On January 30, India reported its first case of COVID-19, a student who had returned from Wuhan. On January 31, Air India evacuated the first batch of Indian students and professionals from the epicenter of the pandemic in China. It is surprising that the evacuees, who were subsequently quarantined, were not questioned extensively about what had happened in Wuhan in those 45 days between the first reported case and their departure. Many of those evacuated were Medical Students.
India’s strategic doctrine talks about a two-front situation. It is, therefore, incredible that our external intelligence agency was either not attentive to the emerging situation in China or the government was not paying heed to its inputs. Either way, this warrants an examination of what was RAW’s prognosis about the Wuhan catastrophe.
It was only 43 days later, on March 14, that Government of India chose to declare the virus as a notified disaster. A day earlier, government had informed the Lok Sabha that there were only 73 cases in India. It was also emphatic that there was no medical emergency in India. In the intervening six weeks, between the first case manifesting itself and the disaster being notified, US President Donald Trump came, saw and was feted, Delhi was convulsed by horrific communal riots and the operation to topple the Congress government in Madhya Pradesh was well underway. By the time Janta Curfew was announced, the number of cases had shot up to 341 with 7 fatalities.
The government, in a letter to the states on March 29, stated that the Bureau of Immigration had shared the details of more than 15 lakh passengers who had come to India between January 18 and March 23, 2020, and urged the states to keep them under close surveillance. The letter further claimed that the Central government had started screening all incoming passengers from January 15. This claim, at best, is specious and at worst, a belated cover up. Myriad number of people, who came back from abroad as late as early March, anecdotally recall that there was no screening and even if it was there, it was at best cursory. It raises an obvious query, that if the claimed screening had infact taken place robustly, had people been tested aggressively when they came in, and the positive cases immediately quarantined, would we still have required such a pervasive lockdown.

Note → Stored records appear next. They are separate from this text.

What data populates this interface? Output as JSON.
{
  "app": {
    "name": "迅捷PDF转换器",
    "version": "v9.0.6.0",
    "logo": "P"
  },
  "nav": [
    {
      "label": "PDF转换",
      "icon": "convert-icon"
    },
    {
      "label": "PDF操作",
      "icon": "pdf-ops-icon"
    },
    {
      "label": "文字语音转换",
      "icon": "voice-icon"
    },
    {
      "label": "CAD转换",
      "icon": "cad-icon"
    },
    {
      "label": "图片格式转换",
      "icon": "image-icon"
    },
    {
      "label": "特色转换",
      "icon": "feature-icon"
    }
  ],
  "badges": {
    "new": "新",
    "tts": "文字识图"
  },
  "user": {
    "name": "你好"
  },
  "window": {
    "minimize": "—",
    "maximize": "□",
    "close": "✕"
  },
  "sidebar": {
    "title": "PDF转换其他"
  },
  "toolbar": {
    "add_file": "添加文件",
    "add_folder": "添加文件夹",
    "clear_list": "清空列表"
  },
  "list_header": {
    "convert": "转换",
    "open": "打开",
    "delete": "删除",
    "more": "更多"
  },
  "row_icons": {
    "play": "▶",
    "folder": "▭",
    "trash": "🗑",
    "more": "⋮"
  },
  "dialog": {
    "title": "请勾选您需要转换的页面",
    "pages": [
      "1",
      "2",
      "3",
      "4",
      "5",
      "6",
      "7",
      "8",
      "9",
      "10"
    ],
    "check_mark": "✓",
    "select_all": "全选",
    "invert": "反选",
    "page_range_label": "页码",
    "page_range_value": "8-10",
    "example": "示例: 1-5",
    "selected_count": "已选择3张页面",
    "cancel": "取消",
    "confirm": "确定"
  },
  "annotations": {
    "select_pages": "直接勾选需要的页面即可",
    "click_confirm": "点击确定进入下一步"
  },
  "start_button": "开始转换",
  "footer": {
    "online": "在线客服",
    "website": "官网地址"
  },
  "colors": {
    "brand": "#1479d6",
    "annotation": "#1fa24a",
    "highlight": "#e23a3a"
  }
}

We have to ask: what was the government doing in those 51 days between the Wuhan evacuation and the announcement of the lockdown. Could civic measures like physical distancing, promoted earlier, coupled with smart containment zones, have contained the situation better rather than locking down 1.4 billion people? It may be noteworthy to point out that even at the height of the lockdown in China, only 48 cities were impacted and many of them not as severely as the whole of India.
On March 23, the lockdown was put into effect at a mere four hours’ notice. It led to one of the worst exodus of poor migrants from Indian cities. Some elderly people, who witnessed the partition of 1947, said the situation was somewhat similar, sans, of course, the brutality. The obvious question is why the lockdown was not announced the day the government notified it as a disaster, and that was three days after WHO declared it as a Pandemic. Why lock down the entire country at four hours’ notice? Given that neither the number of infections nor the fatalities were alarming; did it warrant such a draconian response?
Has the Lockdown achieved its objective? A lockdown only serves two purposes: it contains the spread of the virus by limiting human to human contact and allows the medical infrastructure to come up to speed. India had conducted 5,79,957 tests as of April 26. If India is conducting on an average 39,000 tests a day, by May 1st it should have conducted 7,74,957 tests. India’s testing yield at 4% is among the lowest in the world. India went from 1 to 6,600 cases in 70 days; 6,600 to 13,200 cases in 7 days; 26,400 to 33,000 cases in a mere 4 days; 19,800 to 26,400 in 5 days and 20,000 to 30,000 cases in a mere 6 days even at such abysmal levels of testing. The number of positive cases in India stands at 35,365. Ironically, on May 1, the day Tamil Nadu reported its worst spike in cases, the Chennai Municipal Corporation revealed that 98% of the novel Coronavirus cases in the city are asymptomatic. A similar thing was said by the Government of Delhi that 80% of the cases tested on a particular day were found to be asymptomatic. It raises a logical presumption that while the virus is out there, doing its work, we are aimlessly drifting from one lockdown to another.
On the question of beefing up the medical infrastructure, as of April 30, according to a news report, India had only two days of testing kits left when it ostensibly received the first unspecified tranche of an order of 7 lakh kits. The situation with Personal Protection Equipment, Ventilators and other critical care equipment is also opaque.
An already struggling economy has been knocked of its haunches. In all probability, the GDP would be in negative territory. Millions of small businesses have been wiped out and the specter of mass unemployment stares us in the face. By the government’s own estimates, if the lockdown were to continue beyond Mid-May, the drop in GDP would be 8-10%. While the lockdown does not seem to have flattened the curve, it has defiantly flattened the economy.
Roman Emperors loved to put up spectacles. These display's, which assaulted the senses and ratcheted up emotions, provided the masses a temporary escape from their wretched existence. This is what we have today: an abject spectacle of governance.
(The writer is a Lawyer, MP and Former Union Minister of Information & Broadcasting, Government of India. Views expressed are personal.)